In this space I have previously told the story of Pete Larson and his Hotel North Vancouver, built at the corner of Esplanade and Chesterfield in 1902. Recently, in the Vancouver Archives I came across a cute story about Larson as collected by Vancouver’s first official archivist, Major J.S. Matthews in 1932.
There is a rather good story of how Pete Larson of North Vancouver got his wooden sidewalk to his hotel— just to the west of what is now Lonsdale Avenue — on what is now Esplanade, the road was just a trail though the orchard to the Indian Reserve, etc.; there was no sidewalk, and Pete wanted one, for his hotel was a Sunday afternoon resort for Vancouver people who wanted ‘somewhere to go.’
So Pete went to the mayor of North Vancouver, and suggested that if the mayor would supply the labour, he (Pete) would supply the lumber and nails. The mayor agreed. Then Pete went to Joe W. McFarland, who owned a lot of property there, and said that if he — Mr. McFarland — would supply the lumber and nails, he (Pete) would supply the labour. Joe agreed, and the sidewalk was put down.

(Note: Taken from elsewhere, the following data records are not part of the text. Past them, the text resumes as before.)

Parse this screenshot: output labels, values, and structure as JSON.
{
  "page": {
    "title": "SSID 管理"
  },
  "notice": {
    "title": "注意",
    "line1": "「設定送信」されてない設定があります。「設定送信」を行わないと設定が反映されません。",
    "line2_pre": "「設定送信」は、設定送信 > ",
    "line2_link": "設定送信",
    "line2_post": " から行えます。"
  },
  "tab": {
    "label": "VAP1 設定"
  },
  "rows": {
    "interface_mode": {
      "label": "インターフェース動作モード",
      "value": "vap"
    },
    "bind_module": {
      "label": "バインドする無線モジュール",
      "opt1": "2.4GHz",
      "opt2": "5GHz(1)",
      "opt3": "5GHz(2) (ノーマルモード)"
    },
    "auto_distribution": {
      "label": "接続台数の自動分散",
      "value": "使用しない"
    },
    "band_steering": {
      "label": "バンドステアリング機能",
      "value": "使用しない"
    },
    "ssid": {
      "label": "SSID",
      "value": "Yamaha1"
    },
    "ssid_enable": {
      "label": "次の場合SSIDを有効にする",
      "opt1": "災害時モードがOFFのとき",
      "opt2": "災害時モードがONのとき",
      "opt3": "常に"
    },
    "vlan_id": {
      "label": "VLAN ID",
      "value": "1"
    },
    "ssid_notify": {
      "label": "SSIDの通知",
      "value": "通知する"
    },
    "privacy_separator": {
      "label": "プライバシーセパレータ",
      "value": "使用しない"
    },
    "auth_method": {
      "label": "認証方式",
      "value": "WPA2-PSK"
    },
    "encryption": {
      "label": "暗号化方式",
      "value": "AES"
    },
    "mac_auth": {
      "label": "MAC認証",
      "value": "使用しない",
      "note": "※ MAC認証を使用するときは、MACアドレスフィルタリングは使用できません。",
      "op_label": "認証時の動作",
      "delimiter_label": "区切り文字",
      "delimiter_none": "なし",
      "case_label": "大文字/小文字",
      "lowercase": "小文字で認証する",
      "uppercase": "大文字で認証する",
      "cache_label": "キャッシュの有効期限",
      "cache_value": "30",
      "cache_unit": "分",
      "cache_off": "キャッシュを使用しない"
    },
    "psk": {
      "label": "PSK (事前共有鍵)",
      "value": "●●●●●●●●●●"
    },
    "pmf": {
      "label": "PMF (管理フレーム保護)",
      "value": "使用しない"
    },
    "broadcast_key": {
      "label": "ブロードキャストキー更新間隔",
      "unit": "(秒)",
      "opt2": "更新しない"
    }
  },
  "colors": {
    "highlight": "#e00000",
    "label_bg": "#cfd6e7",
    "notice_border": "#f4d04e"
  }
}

Some time after Joe and the mayor met, and Joe said to the mayor, ‘What do you think of my sidewalk?’ ‘Your sidewalk,’ exclaimed the mayor, ‘Your sidewalk! We supplied the labour.’ Soon afterwards, Joe and the mayor decided that they had better wait upon Pete and ‘see about it.’ Pete saw them coming, and slipped into the bar, and when they arrived Pete was behind the bar, and greeted them luxuriantly with, ‘Come right in, gentlemen, and have a drink.’
A nice little tale that shows the cleverness of Larson, who also built The Canyon View Hotel near the present-day spot of the Cleveland Dam. Who exactly were the two men that he tricked into providing him with a free sidewalk? In the original tale from 1932, the Mayor of North Vancouver is not mentioned by name, but since North Vancouver did not even have a mayor until it was incorporated in 1907, the mayor in question was likely the very first one; Arnold Evan Kealy. Born in 1870 in England, Kealy was initially a Reeve of North Vancouver starting in 1905 and would actually chair the committee that put in motion the incorporation of the city.
The other gentleman mentioned in Larson’s sidewalk story was Joe W. McFarland. He was born in Ontario and was an early real estate investor in Vancouver and the North Shore. He was involved in the creation of Vancouver’s Water and Electric Light Companies in 1886. In 1894 he created the brokerage of Mahon, McFarland and Mahon that would own many investments in North Vancouver.
It would appear that Larson, the immigrant sailor from Sweden and successful hotelier, managed to outwit two very prominent individuals in order to procure a sidewalk to his popular establishment. I certainly hope he ended up providing Kealy and McFarland a few complimentary drinks that night they angrily stormed his hotel bar.